4 stars out of 5
Saba Ahmed
12 Mar 2021

"Rwanda’s descent into violence and genocide is captured in this story set in an elite school for girls"

There are the Hutu girls — among them, Gloriosa, Immaculée, Goretti, Modesta, and the Tutsi girls — Veronica and Virginia — whose admission is regulated by strict ethnic quotas. The Tutsi girls are exoticised in the imagination of their white teachers and Monsieur de Fontenaille, a former colonist and owner of the coffee plantation next to the school, and reviled by their Hutu-majority classmates. The violence against them builds to a horrifying crescendo, rendered in exquisitely measured prose. “Your supposed beauty will bring you misfortune,” taunts Gloriosa. But there are lighter moments too. Mukasonga’s young boarders are proud, sometimes shy, often very funny. They swap skin-whitening creams, they argue over the best way to cook bananas as they complain about school meals (“Everything the whites eat . . . comes out of cans”), they cut strips of fabric in sewing class which become sanitary pads once the girls are initiated into the “mysteries of a woman’s cycles”.
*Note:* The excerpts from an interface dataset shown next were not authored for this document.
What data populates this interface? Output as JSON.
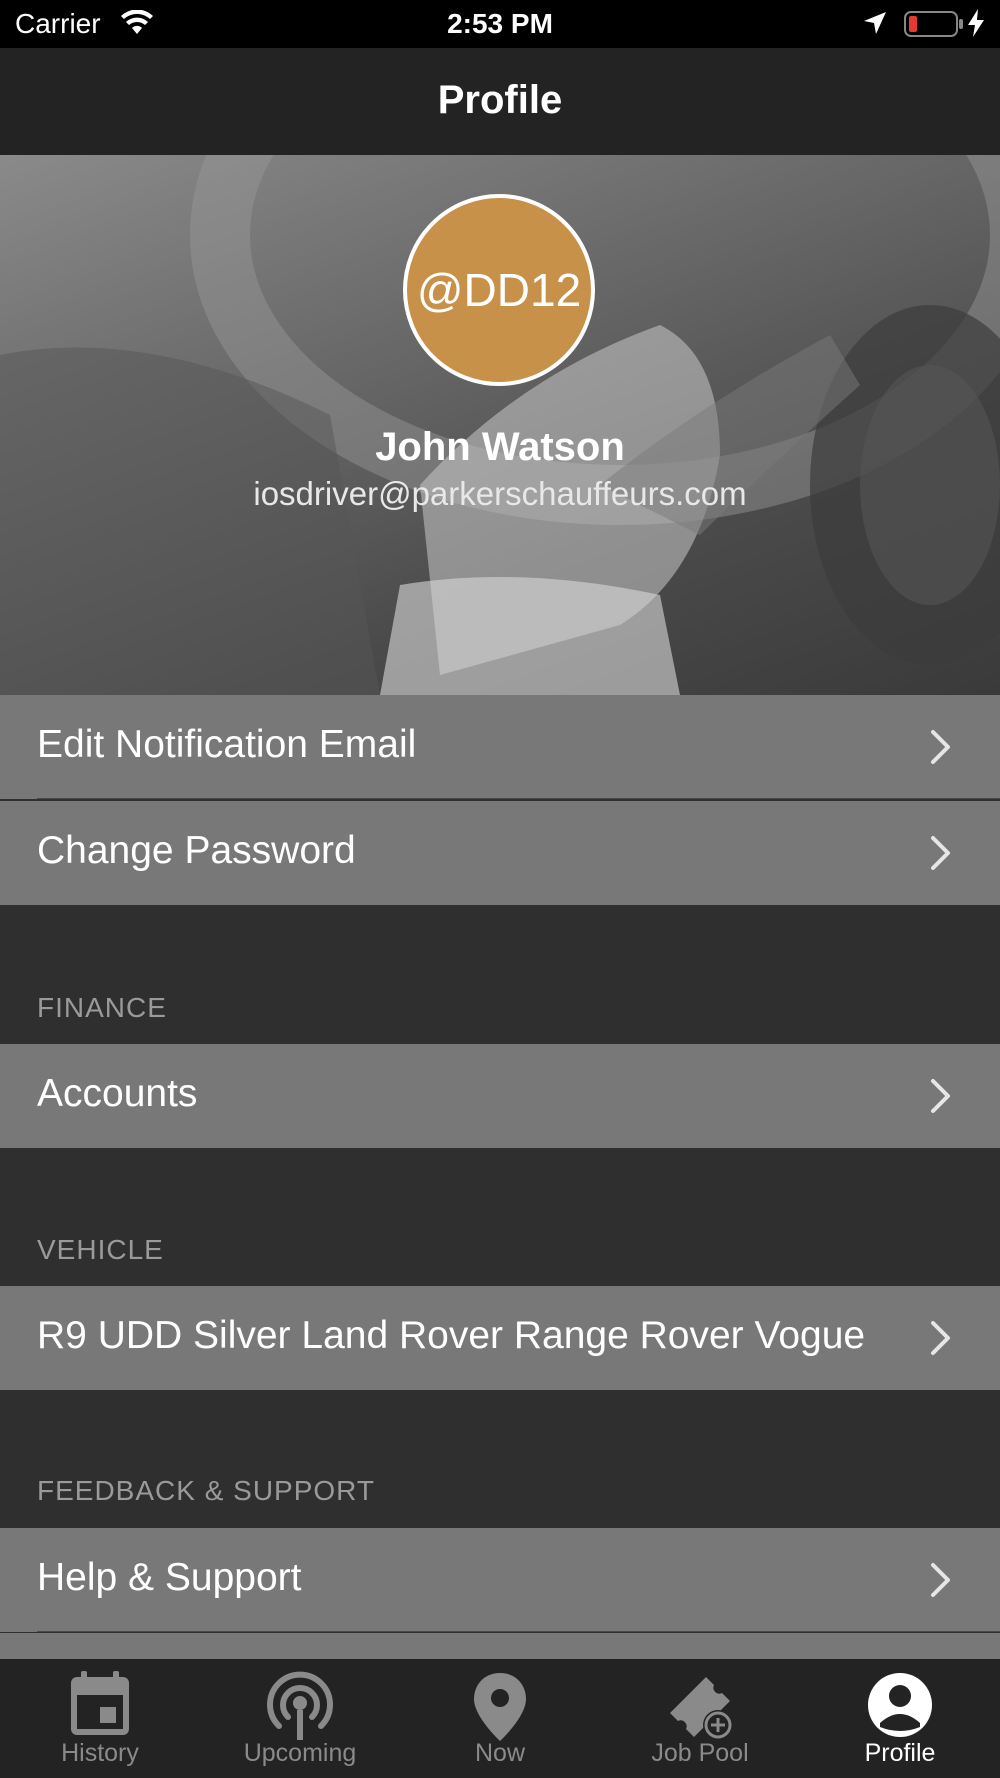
{
  "status_bar": {
    "carrier": "Carrier",
    "time": "2:53 PM",
    "battery_color": "#e53935"
  },
  "nav": {
    "title": "Profile"
  },
  "profile": {
    "avatar_text": "@DD12",
    "avatar_color": "#c8914a",
    "name": "John Watson",
    "email": "iosdriver@parkerschauffeurs.com"
  },
  "account_rows": [
    {
      "label": "Edit Notification Email"
    },
    {
      "label": "Change Password"
    }
  ],
  "finance": {
    "header": "FINANCE",
    "rows": [
      {
        "label": "Accounts"
      }
    ]
  },
  "vehicle": {
    "header": "VEHICLE",
    "rows": [
      {
        "label": "R9 UDD Silver Land Rover Range Rover Vogue"
      }
    ]
  },
  "support": {
    "header": "FEEDBACK & SUPPORT",
    "rows": [
      {
        "label": "Help & Support"
      }
    ]
  },
  "tabs": [
    {
      "label": "History",
      "icon": "calendar-icon",
      "active": false
    },
    {
      "label": "Upcoming",
      "icon": "broadcast-icon",
      "active": false
    },
    {
      "label": "Now",
      "icon": "map-pin-icon",
      "active": false
    },
    {
      "label": "Job Pool",
      "icon": "ticket-add-icon",
      "active": false
    },
    {
      "label": "Profile",
      "icon": "account-circle-icon",
      "active": true
    }
  ]
}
5 stars out of 5
Sarah Moss
11 Mar 2021

"both comedy and tragedy are hauntingly understated as it builds towards its violent climax"

This post-colonial satire is the background to Virginia and Veronica’s more acute danger, which comes from Gloriosa, the society waiting to believe her lies and the thugs at her father’s command. The ending is violent, bleak and wholly believable. Melanie Mauthner has made a perfectly pitched translation of the original French, which is eerily laconic, both comedy and tragedy hauntingly understated. The novel reminded me Magda Szabó’s brilliant Abigail, another school story for grownups that is also a book about our inability or refusal to protect children from history.